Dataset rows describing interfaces
▼

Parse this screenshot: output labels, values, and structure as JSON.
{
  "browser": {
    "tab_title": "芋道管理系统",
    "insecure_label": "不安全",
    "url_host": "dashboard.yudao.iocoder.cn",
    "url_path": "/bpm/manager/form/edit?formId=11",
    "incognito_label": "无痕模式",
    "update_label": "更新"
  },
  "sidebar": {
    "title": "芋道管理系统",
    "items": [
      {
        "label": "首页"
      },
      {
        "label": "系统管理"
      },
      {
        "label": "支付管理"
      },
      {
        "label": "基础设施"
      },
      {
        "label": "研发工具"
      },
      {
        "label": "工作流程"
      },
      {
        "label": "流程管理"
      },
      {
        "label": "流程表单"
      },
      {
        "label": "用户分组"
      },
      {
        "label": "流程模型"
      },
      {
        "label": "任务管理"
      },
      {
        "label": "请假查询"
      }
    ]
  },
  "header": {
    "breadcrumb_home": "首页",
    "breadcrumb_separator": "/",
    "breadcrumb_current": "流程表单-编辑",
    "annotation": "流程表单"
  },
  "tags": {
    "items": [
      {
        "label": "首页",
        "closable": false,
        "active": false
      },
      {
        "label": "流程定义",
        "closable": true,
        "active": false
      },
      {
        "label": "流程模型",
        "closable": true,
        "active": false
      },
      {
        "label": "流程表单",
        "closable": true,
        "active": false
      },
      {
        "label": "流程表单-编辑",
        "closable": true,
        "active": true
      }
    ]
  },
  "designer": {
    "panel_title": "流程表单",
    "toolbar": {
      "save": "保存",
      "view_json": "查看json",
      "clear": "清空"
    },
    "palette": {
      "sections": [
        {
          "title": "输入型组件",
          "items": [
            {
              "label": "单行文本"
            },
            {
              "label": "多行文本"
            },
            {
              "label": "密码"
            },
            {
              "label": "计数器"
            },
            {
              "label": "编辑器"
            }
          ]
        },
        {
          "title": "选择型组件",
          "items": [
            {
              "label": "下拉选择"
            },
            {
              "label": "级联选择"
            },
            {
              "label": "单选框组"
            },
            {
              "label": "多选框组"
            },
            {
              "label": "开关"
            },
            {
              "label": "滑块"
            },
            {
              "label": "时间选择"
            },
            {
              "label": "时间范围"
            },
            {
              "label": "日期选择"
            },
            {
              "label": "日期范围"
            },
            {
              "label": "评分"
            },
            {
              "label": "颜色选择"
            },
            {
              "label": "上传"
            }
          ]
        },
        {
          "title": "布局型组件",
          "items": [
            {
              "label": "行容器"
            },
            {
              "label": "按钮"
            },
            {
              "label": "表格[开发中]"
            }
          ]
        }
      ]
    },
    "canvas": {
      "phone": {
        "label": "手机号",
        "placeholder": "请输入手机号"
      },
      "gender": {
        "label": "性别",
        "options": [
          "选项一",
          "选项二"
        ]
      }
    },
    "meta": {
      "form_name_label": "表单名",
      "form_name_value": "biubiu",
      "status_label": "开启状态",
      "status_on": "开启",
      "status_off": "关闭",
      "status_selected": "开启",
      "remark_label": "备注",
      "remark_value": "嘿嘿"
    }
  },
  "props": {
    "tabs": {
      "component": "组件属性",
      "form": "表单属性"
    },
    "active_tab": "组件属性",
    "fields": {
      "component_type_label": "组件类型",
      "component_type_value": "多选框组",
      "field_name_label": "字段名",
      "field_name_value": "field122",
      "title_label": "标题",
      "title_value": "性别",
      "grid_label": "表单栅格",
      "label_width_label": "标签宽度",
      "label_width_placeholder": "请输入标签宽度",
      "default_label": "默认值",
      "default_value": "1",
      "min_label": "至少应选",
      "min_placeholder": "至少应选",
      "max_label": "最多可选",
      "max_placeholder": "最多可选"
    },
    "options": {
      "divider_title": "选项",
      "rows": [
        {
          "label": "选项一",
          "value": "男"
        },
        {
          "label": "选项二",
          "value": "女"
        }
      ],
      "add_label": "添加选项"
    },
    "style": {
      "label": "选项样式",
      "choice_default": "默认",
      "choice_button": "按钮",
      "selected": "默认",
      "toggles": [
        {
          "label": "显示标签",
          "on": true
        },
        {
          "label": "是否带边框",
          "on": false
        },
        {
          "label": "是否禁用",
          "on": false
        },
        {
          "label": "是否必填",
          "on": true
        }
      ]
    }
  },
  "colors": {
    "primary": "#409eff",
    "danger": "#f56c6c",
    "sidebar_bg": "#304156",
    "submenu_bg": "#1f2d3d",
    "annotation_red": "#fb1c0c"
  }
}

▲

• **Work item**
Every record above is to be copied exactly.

• **Answer box**
Parse this screenshot: output labels, values, and structure as JSON.
{
  "browser": {
    "tab_title": "芋道管理系统",
    "insecure_label": "不安全",
    "url_host": "dashboard.yudao.iocoder.cn",
    "url_path": "/bpm/manager/form/edit?formId=11",
    "incognito_label": "无痕模式",
    "update_label": "更新"
  },
  "sidebar": {
    "title": "芋道管理系统",
    "items": [
      {
        "label": "首页"
      },
      {
        "label": "系统管理"
      },
      {
        "label": "支付管理"
      },
      {
        "label": "基础设施"
      },
      {
        "label": "研发工具"
      },
      {
        "label": "工作流程"
      },
      {
        "label": "流程管理"
      },
      {
        "label": "流程表单"
      },
      {
        "label": "用户分组"
      },
      {
        "label": "流程模型"
      },
      {
        "label": "任务管理"
      },
      {
        "label": "请假查询"
      }
    ]
  },
  "header": {
    "breadcrumb_home": "首页",
    "breadcrumb_separator": "/",
    "breadcrumb_current": "流程表单-编辑",
    "annotation": "流程表单"
  },
  "tags": {
    "items": [
      {
        "label": "首页",
        "closable": false,
        "active": false
      },
      {
        "label": "流程定义",
        "closable": true,
        "active": false
      },
      {
        "label": "流程模型",
        "closable": true,
        "active": false
      },
      {
        "label": "流程表单",
        "closable": true,
        "active": false
      },
      {
        "label": "流程表单-编辑",
        "closable": true,
        "active": true
      }
    ]
  },
  "designer": {
    "panel_title": "流程表单",
    "toolbar": {
      "save": "保存",
      "view_json": "查看json",
      "clear": "清空"
    },
    "palette": {
      "sections": [
        {
          "title": "输入型组件",
          "items": [
            {
              "label": "单行文本"
            },
            {
              "label": "多行文本"
            },
            {
              "label": "密码"
            },
            {
              "label": "计数器"
            },
            {
              "label": "编辑器"
            }
          ]
        },
        {
          "title": "选择型组件",
          "items": [
            {
              "label": "下拉选择"
            },
            {
              "label": "级联选择"
            },
            {
              "label": "单选框组"
            },
            {
              "label": "多选框组"
            },
            {
              "label": "开关"
            },
            {
              "label": "滑块"
            },
            {
              "label": "时间选择"
            },
            {
              "label": "时间范围"
            },
            {
              "label": "日期选择"
            },
            {
              "label": "日期范围"
            },
            {
              "label": "评分"
            },
            {
              "label": "颜色选择"
            },
            {
              "label": "上传"
            }
          ]
        },
        {
          "title": "布局型组件",
          "items": [
            {
              "label": "行容器"
            },
            {
              "label": "按钮"
            },
            {
              "label": "表格[开发中]"
            }
          ]
        }
      ]
    },
    "canvas": {
      "phone": {
        "label": "手机号",
        "placeholder": "请输入手机号"
      },
      "gender": {
        "label": "性别",
        "options": [
          "选项一",
          "选项二"
        ]
      }
    },
    "meta": {
      "form_name_label": "表单名",
      "form_name_value": "biubiu",
      "status_label": "开启状态",
      "status_on": "开启",
      "status_off": "关闭",
      "status_selected": "开启",
      "remark_label": "备注",
      "remark_value": "嘿嘿"
    }
  },
  "props": {
    "tabs": {
      "component": "组件属性",
      "form": "表单属性"
    },
    "active_tab": "组件属性",
    "fields": {
      "component_type_label": "组件类型",
      "component_type_value": "多选框组",
      "field_name_label": "字段名",
      "field_name_value": "field122",
      "title_label": "标题",
      "title_value": "性别",
      "grid_label": "表单栅格",
      "label_width_label": "标签宽度",
      "label_width_placeholder": "请输入标签宽度",
      "default_label": "默认值",
      "default_value": "1",
      "min_label": "至少应选",
      "min_placeholder": "至少应选",
      "max_label": "最多可选",
      "max_placeholder": "最多可选"
    },
    "options": {
      "divider_title": "选项",
      "rows": [
        {
          "label": "选项一",
          "value": "男"
        },
        {
          "label": "选项二",
          "value": "女"
        }
      ],
      "add_label": "添加选项"
    },
    "style": {
      "label": "选项样式",
      "choice_default": "默认",
      "choice_button": "按钮",
      "selected": "默认",
      "toggles": [
        {
          "label": "显示标签",
          "on": true
        },
        {
          "label": "是否带边框",
          "on": false
        },
        {
          "label": "是否禁用",
          "on": false
        },
        {
          "label": "是否必填",
          "on": true
        }
      ]
    }
  },
  "colors": {
    "primary": "#409eff",
    "danger": "#f56c6c",
    "sidebar_bg": "#304156",
    "submenu_bg": "#1f2d3d",
    "annotation_red": "#fb1c0c"
  }
}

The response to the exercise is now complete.